[[ Provided information, beginning ]]

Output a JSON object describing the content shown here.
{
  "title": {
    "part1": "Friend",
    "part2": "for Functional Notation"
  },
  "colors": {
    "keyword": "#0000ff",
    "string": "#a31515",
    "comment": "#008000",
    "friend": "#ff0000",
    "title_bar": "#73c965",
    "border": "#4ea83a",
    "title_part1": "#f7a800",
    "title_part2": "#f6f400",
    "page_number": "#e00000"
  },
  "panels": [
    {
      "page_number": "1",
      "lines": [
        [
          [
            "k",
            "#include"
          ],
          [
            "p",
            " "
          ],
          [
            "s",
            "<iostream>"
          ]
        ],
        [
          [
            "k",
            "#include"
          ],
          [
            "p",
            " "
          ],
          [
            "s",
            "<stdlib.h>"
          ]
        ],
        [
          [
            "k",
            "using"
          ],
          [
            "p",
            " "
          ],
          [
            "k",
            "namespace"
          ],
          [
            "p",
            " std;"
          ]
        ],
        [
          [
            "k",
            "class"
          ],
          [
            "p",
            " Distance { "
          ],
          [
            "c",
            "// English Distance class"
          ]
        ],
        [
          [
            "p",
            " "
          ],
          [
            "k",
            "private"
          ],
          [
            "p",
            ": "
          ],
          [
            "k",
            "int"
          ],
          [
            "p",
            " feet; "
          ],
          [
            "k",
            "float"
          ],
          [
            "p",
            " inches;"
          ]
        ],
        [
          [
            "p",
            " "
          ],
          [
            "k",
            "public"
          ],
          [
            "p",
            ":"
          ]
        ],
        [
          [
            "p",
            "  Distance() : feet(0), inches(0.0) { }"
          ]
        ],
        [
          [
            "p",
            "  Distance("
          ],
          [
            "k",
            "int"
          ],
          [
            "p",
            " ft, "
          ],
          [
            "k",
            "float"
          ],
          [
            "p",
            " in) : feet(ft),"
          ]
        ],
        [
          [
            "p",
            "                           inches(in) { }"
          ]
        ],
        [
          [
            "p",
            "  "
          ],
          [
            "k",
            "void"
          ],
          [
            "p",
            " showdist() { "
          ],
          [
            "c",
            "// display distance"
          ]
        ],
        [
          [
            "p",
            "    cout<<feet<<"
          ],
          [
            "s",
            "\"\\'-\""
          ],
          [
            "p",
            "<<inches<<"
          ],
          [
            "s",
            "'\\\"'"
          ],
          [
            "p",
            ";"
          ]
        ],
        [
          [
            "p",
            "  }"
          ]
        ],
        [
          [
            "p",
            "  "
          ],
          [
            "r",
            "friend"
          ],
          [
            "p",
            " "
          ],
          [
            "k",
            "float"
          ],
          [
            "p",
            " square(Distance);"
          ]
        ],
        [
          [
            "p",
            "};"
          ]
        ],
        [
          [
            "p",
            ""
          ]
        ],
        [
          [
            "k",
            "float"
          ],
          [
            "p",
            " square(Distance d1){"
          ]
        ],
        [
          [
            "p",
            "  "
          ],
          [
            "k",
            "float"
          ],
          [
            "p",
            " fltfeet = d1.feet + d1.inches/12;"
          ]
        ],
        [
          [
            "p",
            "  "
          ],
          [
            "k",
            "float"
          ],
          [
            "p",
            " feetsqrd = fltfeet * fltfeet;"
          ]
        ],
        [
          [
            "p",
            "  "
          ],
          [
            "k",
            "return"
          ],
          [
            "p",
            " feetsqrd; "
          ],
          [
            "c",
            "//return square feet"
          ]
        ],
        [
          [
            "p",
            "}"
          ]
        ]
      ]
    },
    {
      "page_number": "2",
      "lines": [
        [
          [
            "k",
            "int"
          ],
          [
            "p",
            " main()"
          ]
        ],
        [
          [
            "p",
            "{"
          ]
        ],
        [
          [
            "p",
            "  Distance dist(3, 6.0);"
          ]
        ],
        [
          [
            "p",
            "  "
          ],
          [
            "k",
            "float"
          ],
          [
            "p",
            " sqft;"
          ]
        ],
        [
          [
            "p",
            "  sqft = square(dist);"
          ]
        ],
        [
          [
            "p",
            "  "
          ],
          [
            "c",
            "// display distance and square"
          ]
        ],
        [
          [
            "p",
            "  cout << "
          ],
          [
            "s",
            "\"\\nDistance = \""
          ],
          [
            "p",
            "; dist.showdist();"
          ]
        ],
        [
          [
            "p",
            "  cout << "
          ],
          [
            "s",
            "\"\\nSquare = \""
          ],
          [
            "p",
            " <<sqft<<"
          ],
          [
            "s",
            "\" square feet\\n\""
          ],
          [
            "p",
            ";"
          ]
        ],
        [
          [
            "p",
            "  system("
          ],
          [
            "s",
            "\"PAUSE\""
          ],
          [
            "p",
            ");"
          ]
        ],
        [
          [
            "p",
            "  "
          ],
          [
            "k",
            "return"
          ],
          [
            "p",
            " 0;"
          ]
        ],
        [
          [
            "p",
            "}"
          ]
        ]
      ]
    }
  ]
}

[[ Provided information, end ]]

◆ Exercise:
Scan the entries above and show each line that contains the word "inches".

◆ Problem solution:
            " inches;"
            "  Distance() : feet(0), inches(0.0) { }"
            "                           inches(in) { }"
            "<<inches<<"
            " fltfeet = d1.feet + d1.inches/12;"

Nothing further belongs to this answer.